In addition to the courtyards and wind towers, Bastakia also features lovely traditional details, such as carved wooden doors, decorative grilles, hanging oil lamps, and wooden lattice.
The ceilings and roofs of these traditional homes are constructed with hardwood from Zanzibar.
Heritage Nearly Lost
After the discovery of oil in 1966, the merchants gradually moved out of Bastakia to other neighborhoods, and Bastakia began to house migrant workers. In the 1970s, half of Bastakia was destroyed to make way for a new office for the Ruler. The rest of the area fell into disrepair (except for the Majlis Art Gallery).
Prince Charles Visits
By 1989, the Dubai Municipality was scheduled to demolish Bastakia. That same year Prince Charles was planning a visit to the UAE. During his visit to Dubai, the prince, known for his love of architecture and historic buildings, asked to see Bastakia.
Legend has it that Prince Charles urged his hosts to preserve Bastakia. Soon after, the decision to demolish Bastakia was reversed. Later, in 2005, the Dubai Municipality initiated a project aimed at restoring the quarter.
Today Bastakia is filled with art galleries and cafés. Earlier I did a post about the Dar Ibn Al Haytham for Visual Arts located in Bastakia. Another gallery is the XVA Gallery, which features contemporary art with a shady courtyard café.
Meanwhile, the Majlis Art Gallery is the most well-known and oldest commercial art gallery in Dubai. The gallery opened in the 1970s and was one of the first Bastakia homes open to the public. The Majlis Gallery, which showcases both UAE-based and international artists, is named for the cushioned meeting room found in traditional Arab homes (the majlis).
For many years, the beloved Basta Art Café was located next to the Majlis Gallery. However, that café is no more. Now in its place is the Arabian Tea House Café.
In one of Bastakia’s most elegant buildings, the Sheikh Mohammed Centre for Cultural Understanding offers cultural breakfasts and lunches, as well as heritage tours and walking tours of the area.
If you’d like to see a real fort, the Dubai Museum is housed in Al Fahidi Fort, the oldest existing building in the city. This museum tells the history of Dubai, and it takes only an hour to see everything, (as the history of Dubai is short).
Did you know?
Prince Charles is known for helping to save Bastakia; however, someone else was involved. Before the prince’s visit, British architect Rayner Otter had taken up residence in one of the houses in Bastakia and undertook renovations within.
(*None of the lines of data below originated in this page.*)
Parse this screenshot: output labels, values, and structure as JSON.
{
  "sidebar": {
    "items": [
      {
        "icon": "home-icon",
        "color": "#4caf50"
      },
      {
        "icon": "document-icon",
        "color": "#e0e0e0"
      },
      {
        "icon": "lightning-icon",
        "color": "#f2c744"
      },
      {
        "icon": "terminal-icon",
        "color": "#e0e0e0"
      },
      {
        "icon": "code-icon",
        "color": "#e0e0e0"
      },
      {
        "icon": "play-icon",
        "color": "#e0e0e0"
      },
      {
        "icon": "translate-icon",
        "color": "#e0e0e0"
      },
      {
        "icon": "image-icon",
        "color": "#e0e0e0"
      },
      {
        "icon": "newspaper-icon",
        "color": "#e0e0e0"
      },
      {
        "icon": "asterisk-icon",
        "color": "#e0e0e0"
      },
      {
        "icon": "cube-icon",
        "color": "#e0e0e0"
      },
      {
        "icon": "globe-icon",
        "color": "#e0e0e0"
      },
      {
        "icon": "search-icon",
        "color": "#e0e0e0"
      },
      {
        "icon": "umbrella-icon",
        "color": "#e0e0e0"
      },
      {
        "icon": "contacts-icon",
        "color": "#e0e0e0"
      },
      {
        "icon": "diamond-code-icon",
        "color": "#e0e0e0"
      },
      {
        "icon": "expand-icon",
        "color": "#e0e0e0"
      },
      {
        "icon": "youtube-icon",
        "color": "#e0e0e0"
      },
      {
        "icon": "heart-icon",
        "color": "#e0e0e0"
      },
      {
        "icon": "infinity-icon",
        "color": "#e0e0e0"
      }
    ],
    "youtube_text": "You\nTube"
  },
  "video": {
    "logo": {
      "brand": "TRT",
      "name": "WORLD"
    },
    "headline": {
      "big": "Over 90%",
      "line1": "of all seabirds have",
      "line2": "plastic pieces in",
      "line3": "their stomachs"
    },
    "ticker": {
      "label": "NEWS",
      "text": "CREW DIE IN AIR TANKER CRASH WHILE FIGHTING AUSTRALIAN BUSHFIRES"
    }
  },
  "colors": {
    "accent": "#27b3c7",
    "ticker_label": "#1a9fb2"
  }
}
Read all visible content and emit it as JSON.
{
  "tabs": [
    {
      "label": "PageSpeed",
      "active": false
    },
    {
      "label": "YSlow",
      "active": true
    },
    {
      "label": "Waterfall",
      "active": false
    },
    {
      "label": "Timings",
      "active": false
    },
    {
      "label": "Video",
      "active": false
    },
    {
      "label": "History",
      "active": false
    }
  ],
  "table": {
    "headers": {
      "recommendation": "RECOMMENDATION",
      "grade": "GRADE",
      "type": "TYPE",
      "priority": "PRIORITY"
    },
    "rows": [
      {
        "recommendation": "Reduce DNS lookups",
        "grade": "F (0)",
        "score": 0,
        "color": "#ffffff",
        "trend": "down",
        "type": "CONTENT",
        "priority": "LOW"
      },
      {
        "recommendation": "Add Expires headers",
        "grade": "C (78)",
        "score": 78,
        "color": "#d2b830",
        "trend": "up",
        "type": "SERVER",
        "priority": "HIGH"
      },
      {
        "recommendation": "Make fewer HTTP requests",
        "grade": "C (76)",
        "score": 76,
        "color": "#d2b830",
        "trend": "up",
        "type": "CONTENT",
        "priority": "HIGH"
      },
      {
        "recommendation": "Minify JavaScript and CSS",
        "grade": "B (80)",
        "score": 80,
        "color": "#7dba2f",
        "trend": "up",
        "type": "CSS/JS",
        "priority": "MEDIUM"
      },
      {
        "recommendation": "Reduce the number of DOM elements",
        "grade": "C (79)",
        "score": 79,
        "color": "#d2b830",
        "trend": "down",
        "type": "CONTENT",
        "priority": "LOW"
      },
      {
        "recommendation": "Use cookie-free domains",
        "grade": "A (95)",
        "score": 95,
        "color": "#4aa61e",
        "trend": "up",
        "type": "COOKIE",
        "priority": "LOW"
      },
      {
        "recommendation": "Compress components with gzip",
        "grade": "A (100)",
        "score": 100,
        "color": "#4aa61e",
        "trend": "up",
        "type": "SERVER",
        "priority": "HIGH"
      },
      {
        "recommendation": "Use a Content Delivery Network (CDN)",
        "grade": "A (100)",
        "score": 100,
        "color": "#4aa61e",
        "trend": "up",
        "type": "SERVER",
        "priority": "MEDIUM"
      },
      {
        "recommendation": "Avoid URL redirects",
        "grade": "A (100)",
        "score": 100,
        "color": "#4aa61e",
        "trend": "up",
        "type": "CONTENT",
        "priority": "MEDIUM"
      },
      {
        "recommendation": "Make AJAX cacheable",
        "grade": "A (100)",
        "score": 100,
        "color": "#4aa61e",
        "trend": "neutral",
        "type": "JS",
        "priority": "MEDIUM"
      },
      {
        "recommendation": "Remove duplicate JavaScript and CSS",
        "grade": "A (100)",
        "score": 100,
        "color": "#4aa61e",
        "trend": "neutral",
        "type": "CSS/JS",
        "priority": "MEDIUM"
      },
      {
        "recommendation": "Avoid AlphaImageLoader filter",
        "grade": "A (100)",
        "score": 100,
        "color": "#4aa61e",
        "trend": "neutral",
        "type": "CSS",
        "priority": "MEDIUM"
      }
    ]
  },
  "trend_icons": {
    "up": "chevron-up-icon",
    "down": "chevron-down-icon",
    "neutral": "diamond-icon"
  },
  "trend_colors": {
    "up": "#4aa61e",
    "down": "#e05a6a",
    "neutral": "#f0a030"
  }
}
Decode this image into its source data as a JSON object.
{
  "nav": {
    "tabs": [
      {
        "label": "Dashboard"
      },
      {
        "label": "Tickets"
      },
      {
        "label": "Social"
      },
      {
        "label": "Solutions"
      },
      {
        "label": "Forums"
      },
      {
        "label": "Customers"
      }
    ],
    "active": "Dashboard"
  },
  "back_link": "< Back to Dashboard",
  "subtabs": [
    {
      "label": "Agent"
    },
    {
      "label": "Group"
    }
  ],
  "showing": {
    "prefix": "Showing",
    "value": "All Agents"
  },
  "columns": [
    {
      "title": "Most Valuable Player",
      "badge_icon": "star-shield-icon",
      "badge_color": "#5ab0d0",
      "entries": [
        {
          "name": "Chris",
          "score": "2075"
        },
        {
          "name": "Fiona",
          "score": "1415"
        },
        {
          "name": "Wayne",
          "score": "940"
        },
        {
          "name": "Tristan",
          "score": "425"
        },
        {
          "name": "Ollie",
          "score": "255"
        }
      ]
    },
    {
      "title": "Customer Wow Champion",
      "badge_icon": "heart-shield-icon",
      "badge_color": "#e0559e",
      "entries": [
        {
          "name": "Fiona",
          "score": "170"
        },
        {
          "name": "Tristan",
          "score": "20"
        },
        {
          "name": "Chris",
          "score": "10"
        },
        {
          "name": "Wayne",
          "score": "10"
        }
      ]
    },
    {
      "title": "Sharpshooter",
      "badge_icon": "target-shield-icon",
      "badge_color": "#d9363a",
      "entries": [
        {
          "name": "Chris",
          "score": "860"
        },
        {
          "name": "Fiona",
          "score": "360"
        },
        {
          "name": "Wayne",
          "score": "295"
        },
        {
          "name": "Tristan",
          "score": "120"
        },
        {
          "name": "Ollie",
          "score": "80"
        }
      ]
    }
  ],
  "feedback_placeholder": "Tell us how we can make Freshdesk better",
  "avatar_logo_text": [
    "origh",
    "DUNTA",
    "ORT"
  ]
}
When Rayner Otter heard about the plans to demolish the neighborhood, he wrote a letter to Prince Charles. And the rest is Dubai history.
Question: What are your impressions of Bastakia?